“For more than a decade, we have worked to ensure that all Americans have equitable and adequate access to healthy food,” said Don Hinkle-Brown, President and CEO of Reinvestment Fund. “The LSA has been at the core of our evidence-based approach to solutions that bring improved access to healthy food as well as economic opportunity to communities across the country.”
Despite gains over the past decade, limited access to healthy food continues to affect urban and rural communities across the United States. Financing the construction of new supermarkets and the expansion of existing stores is one of the primary strategies to increase access to sources of healthy food in underserved communities. Reinvestment Fund’s Limited Supermarket Access (LSA) analysis is a tool to help investors and policymakers identify areas across the 48 contiguous United States and the District of Columbia that have both inadequate and inequitable access to healthy food and sufficient market demand for new or expanded food retail operations.

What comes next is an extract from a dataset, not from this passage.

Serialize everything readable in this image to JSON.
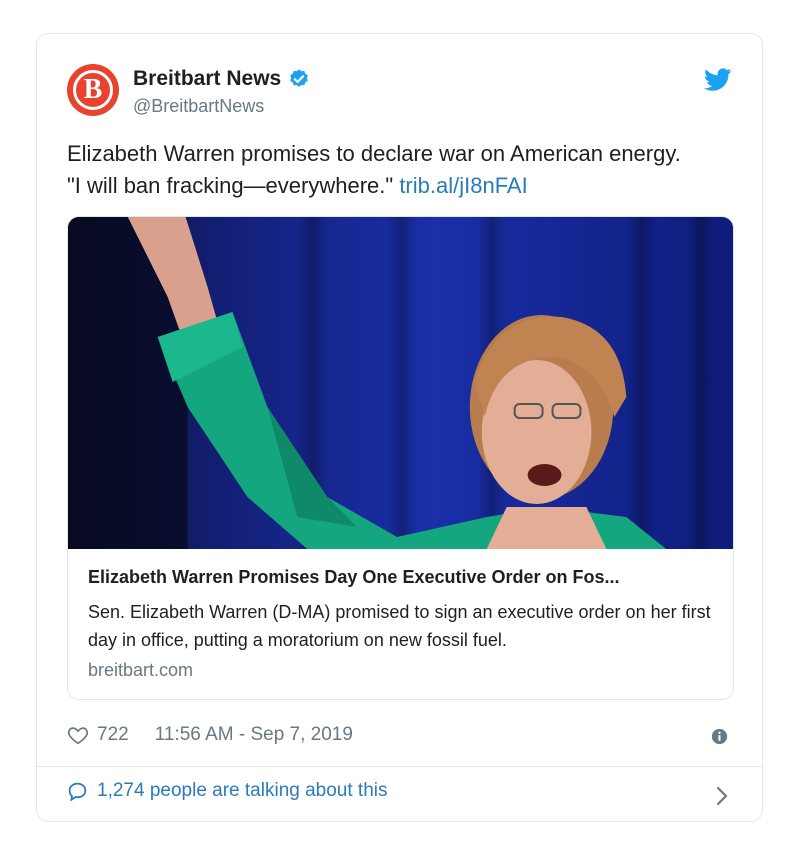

Reinvestment Fund joined our ReFresh Partner, Hope Enterprise, to finance the rehabilitation and reconstruction of Robért’s Fresh Market, which has been closed for 11 years after sustaining damage during Hurricane Katrina. Located along the St. Claude corridor, the fullservice store will include a variety of fresh and perishable departments.
Since 2014, Reinvestment Fund has been working with cities and organizations around the country to accelerate the creation of new healthy food options in underserved communities. This partnership, called ReFresh (https://www.reinvestment.com/initiatives/refresh/), has led to the creation of new data tools and market reports designed to help communities target healthy food investments. The most popular of these is the Limited Supermarket Access (LSA) analysis, which identifies areas with inequitable and inadequate access to food retail. Related to the LSA is our leakage analysis which estimates the financial capacity of an area and its residents to support a new or expanded supermarket.
Reinvestment Fund today announced the grand opening of the new 114,000 square-foot Glenwood Kroger Marketplace located just across from Maynard Jackson High school at 800 Glenwood Avenue in Atlanta, GA. Reinvestment Fund provided New Markets Tax Credit (NMTC) financing for the Kroger’s Marketplace concept store which is distinctive from its other grocery stores because in addition to a full-service grocery, a pharmacy, and health and beauty departments, it also includes a health clinic, general merchandise such as home goods, apparel, and jewelry, and a fuel station.
Located in a USDA food desert and a Reinvestment Fund-designated limited supermarket access (LSA) area, the new store will provide shoppers with access to more healthy and affordable food options for an estimated 43,000 people living within two miles of the store and who currently do not have easy access to a supermarket.